Return all lines in the material below that contain "selected".

┄┄┄┄┄┄┄┄┄┄┄┄┄┄┄┄┄┄┄┄

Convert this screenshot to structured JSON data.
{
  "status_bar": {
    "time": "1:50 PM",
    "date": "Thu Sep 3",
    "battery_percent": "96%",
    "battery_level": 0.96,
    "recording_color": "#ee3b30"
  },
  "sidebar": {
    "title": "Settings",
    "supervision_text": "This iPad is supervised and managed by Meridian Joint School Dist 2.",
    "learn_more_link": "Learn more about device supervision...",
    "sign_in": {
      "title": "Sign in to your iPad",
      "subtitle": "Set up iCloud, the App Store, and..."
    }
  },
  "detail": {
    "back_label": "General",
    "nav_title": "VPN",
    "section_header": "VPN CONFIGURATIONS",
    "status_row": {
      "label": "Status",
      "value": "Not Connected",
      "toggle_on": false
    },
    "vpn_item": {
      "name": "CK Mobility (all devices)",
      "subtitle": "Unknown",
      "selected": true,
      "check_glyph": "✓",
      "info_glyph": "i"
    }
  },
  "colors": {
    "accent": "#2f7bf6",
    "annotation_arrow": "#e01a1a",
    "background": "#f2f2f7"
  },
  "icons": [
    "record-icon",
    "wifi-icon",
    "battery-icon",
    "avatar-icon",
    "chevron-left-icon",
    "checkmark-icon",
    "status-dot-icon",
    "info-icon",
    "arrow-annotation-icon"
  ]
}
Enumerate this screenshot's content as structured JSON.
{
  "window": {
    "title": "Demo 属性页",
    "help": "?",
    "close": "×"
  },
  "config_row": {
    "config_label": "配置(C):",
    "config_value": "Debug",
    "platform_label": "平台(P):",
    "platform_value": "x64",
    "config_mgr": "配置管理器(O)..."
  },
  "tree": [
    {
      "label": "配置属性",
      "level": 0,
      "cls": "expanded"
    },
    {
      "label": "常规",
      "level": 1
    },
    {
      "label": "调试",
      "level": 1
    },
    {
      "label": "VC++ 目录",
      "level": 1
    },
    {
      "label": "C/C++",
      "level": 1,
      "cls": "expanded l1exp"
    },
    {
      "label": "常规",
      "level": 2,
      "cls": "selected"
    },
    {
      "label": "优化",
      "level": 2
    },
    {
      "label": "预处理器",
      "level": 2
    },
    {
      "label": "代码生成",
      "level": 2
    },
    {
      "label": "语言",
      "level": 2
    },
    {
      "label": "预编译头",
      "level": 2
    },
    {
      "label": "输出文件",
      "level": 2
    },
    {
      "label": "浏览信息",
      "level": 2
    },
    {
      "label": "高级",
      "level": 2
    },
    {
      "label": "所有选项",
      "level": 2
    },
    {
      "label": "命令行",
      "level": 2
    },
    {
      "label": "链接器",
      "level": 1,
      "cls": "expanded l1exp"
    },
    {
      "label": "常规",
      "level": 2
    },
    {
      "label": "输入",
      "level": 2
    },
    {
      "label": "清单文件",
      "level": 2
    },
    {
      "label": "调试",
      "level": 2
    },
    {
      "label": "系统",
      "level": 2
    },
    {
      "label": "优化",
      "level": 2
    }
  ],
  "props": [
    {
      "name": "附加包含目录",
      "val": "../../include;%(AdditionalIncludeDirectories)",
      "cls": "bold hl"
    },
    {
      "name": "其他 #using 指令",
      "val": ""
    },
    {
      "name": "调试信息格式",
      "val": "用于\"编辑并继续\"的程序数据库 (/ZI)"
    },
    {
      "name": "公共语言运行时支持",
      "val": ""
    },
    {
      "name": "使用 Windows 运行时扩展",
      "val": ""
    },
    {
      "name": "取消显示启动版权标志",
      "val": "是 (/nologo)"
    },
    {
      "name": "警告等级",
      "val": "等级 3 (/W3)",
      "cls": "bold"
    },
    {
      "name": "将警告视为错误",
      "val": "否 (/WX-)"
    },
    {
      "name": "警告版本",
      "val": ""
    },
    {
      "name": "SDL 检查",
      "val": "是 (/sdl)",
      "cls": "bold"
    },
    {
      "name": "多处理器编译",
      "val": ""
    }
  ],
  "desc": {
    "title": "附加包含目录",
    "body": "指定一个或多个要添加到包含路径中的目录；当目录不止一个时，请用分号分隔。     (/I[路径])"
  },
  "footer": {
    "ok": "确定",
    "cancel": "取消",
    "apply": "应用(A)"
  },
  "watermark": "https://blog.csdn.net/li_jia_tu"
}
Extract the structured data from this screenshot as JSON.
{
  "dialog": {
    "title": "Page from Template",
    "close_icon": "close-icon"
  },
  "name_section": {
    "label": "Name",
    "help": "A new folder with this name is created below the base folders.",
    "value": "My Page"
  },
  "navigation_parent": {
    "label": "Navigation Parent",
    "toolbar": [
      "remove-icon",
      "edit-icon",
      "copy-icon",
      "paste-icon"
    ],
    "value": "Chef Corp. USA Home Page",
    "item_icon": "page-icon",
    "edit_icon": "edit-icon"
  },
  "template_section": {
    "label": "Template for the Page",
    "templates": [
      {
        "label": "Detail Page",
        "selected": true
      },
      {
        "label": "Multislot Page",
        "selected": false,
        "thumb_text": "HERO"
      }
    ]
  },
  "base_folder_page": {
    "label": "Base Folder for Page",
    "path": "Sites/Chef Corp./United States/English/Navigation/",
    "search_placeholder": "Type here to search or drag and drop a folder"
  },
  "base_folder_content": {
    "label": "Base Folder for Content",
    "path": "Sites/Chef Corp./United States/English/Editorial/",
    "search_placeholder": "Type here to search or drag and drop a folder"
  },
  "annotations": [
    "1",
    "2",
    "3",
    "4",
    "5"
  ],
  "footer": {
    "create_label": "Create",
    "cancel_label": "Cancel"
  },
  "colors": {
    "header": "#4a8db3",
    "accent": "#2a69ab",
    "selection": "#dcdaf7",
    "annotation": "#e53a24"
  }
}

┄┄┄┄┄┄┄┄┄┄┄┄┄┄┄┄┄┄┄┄

SOLUTION TO THIS TASK:
      "selected": true,
      "cls": "selected"
        "selected": true
        "selected": false,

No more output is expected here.